Global rail freight worth 250 billion dollars and growing
There is significant international optimism that rail freight will play a huge part in the world-wide economic recovery over the next five years. The sector’s economic contribution has been valued at almost 250 billion US dollars, and is predicted to grow annually by two per cent in the next five years. These are the findings of a report examining the global activity of rail freight.
A report, published by Research and Markets, an American-based specialist in business analysis, has singled out rail freight as a significant area of commercial growth in the next five years. The report suggest that the global rail freight transport market was valued at 247.39 billion US Dollars in 2020, and anticipates a compound annual growth rate (CAGR) of around two per cent over the period 2021-2026. That makes rail freight a significant part of global economic recovery, and has investors taking note.
Global market trends
The report’s authors, Research and Markets, one of the world’s largest specialists in business analysts, have taken a world view of the rail freight sector, with a review of their domestic market in the first instance. “North America leads the global rail freight market”, says the company’s senior press manager Laura Wood. “Asia-Pacific is expected to overtake North America during the forecast period. Moreover, the rise in global trade and various trade agreements are boosting the global trade flows.”
While North America remains a mainstay of rail freight – typically moving three to four times as much market share by rail compared to European markets – the surge in rail is anticipated in Asian markets – such as the recently announced Indian initiative by Maersk. Clearly, the New Silk Road, facilitated by China’s Belt and Road initiative is a significant factor behind that expected Asia-Pacific growth.
Traditionally, North America’s freight-orientated railroad system has benefitted from a significant share of non-containerised cargo and liquid bulk, notably oil deliveries.
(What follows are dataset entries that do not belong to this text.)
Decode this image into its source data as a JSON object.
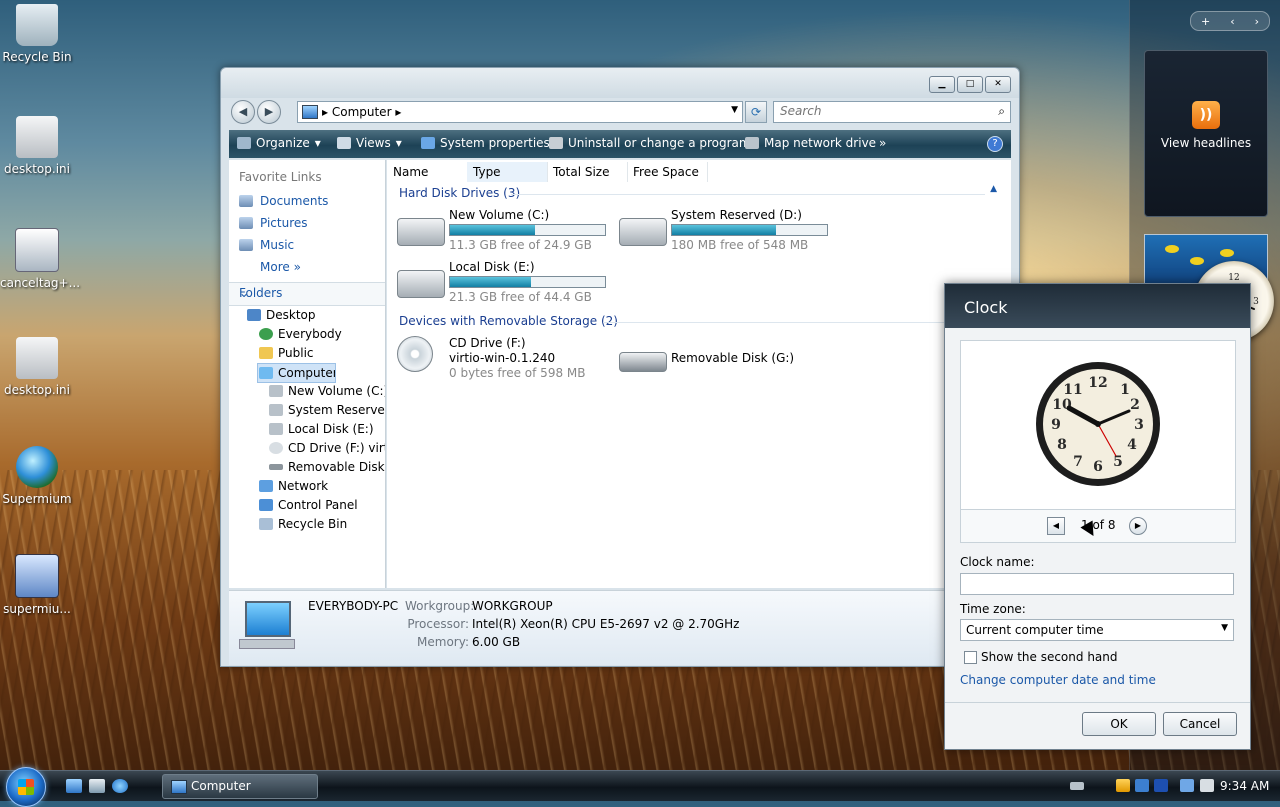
{
  "desktop": {
    "icons": [
      {
        "label": "Recycle Bin",
        "icon": "recycle-bin-icon"
      },
      {
        "label": "desktop.ini",
        "icon": "ini-file-icon"
      },
      {
        "label": "canceltag+...",
        "icon": "settings-file-icon"
      },
      {
        "label": "desktop.ini",
        "icon": "ini-file-icon"
      },
      {
        "label": "Supermium",
        "icon": "browser-icon"
      },
      {
        "label": "supermiu...",
        "icon": "installer-icon"
      }
    ]
  },
  "explorer": {
    "title": "Computer",
    "address": {
      "crumb": "Computer"
    },
    "search": {
      "placeholder": "Search"
    },
    "toolbar": [
      {
        "label": "Organize"
      },
      {
        "label": "Views"
      },
      {
        "label": "System properties"
      },
      {
        "label": "Uninstall or change a program"
      },
      {
        "label": "Map network drive"
      },
      {
        "label": "»"
      }
    ],
    "favorites": {
      "title": "Favorite Links",
      "items": [
        {
          "label": "Documents"
        },
        {
          "label": "Pictures"
        },
        {
          "label": "Music"
        },
        {
          "label": "More  »"
        }
      ]
    },
    "folders": {
      "title": "Folders",
      "items": [
        {
          "label": "Desktop"
        },
        {
          "label": "Everybody"
        },
        {
          "label": "Public"
        },
        {
          "label": "Computer"
        },
        {
          "label": "New Volume (C:)"
        },
        {
          "label": "System Reserved ("
        },
        {
          "label": "Local Disk (E:)"
        },
        {
          "label": "CD Drive (F:) virtic"
        },
        {
          "label": "Removable Disk (("
        },
        {
          "label": "Network"
        },
        {
          "label": "Control Panel"
        },
        {
          "label": "Recycle Bin"
        }
      ]
    },
    "columns": [
      "Name",
      "Type",
      "Total Size",
      "Free Space"
    ],
    "groups": [
      {
        "title": "Hard Disk Drives (3)"
      },
      {
        "title": "Devices with Removable Storage (2)"
      }
    ],
    "drives": [
      {
        "name": "New Volume (C:)",
        "free": "11.3 GB free of 24.9 GB",
        "used_fraction": 0.55
      },
      {
        "name": "System Reserved (D:)",
        "free": "180 MB free of 548 MB",
        "used_fraction": 0.67
      },
      {
        "name": "Local Disk (E:)",
        "free": "21.3 GB free of 44.4 GB",
        "used_fraction": 0.52
      },
      {
        "name": "CD Drive (F:)",
        "line2": "virtio-win-0.1.240",
        "free": "0 bytes free of 598 MB"
      },
      {
        "name": "Removable Disk (G:)"
      }
    ],
    "details": {
      "computer_name": "EVERYBODY-PC",
      "workgroup_label": "Workgroup:",
      "workgroup": "WORKGROUP",
      "processor_label": "Processor:",
      "processor": "Intel(R) Xeon(R) CPU E5-2697 v2 @ 2.70GHz",
      "memory_label": "Memory:",
      "memory": "6.00 GB"
    }
  },
  "gadgets": {
    "feed": {
      "label": "View headlines"
    }
  },
  "clock_dialog": {
    "title": "Clock",
    "page": "1 of 8",
    "clock_name_label": "Clock name:",
    "clock_name_value": "",
    "time_zone_label": "Time zone:",
    "time_zone_value": "Current computer time",
    "second_hand_label": "Show the second hand",
    "link": "Change computer date and time",
    "ok": "OK",
    "cancel": "Cancel"
  },
  "taskbar": {
    "task": "Computer",
    "time": "9:34 AM"
  },
  "colors": {
    "accent": "#1b58a8",
    "disk_bar": "#127fa4"
  }
}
However, according to the report, more boxed cargo is finding its way on to the rails, eroding the dominant position of long-distance trucking. “The growth of intermodal transport is boosting the transport of containerised cargo”, says Research and Markets. “Intermodal cargo is estimated to witness high growth over the forecast period.”
The report examines the longer-term returns investors can expect from rail freight, noting that average tonnage per train is up by 80 per cent in the last decade. That is a trend boosted by significantly heavier operations in North America and in specialist markets, such as bulk raw materials in Austrailia, where trains of several kilometres have become commonplace. “Rail freight companies continue to invest and reduce costs for customers”, says the report statement. “When shipping by rail, the lower interest costs for the tied-up capital partly cover the higher transportation costs, making rail freight a very cost-efficient shipping alternative.”
Increased economic integration
While rail freight can play a role in globalisation, the report notes that in many regions, rail freight is a factor in developing local economies. “In some regions of Central Asia, Eastern Europe, South Asia, Southeast Asia, and Sub-Saharan Africa characterised by groupings of many small countries, rail freight can increase economic integration by providing access to international and regional markets and connecting landlocked countries”, it says.
However, the report offers some caution to would-be investors, noting that the sector does not have the logistics field to itself. “The rail freight transport market is moderately consolidated in nature, with a mix of global and local players”, it says. “According to industry sources, the rail industry is facing huge competition from road and air.”
Nevertheless, factors such as the global pandemic and climate change legislation are working in favour of rail freight. “The COVID-19 crisis has resulted in the shortage of truck drivers, restriction on sea and air transport in many countries and regions”, says the report. “The cost of transportation through truck, sea or air has sharply risen as compared to rail freight costs. This has made the shift to rail fright a supply chain advantage.”
The report cites diverse sources including French national operator SNCF and Japan Freight Railway Company. Also among the contributors are DB Cargo and Geneese and Wyoming, the parent company of Freightliner in the UK.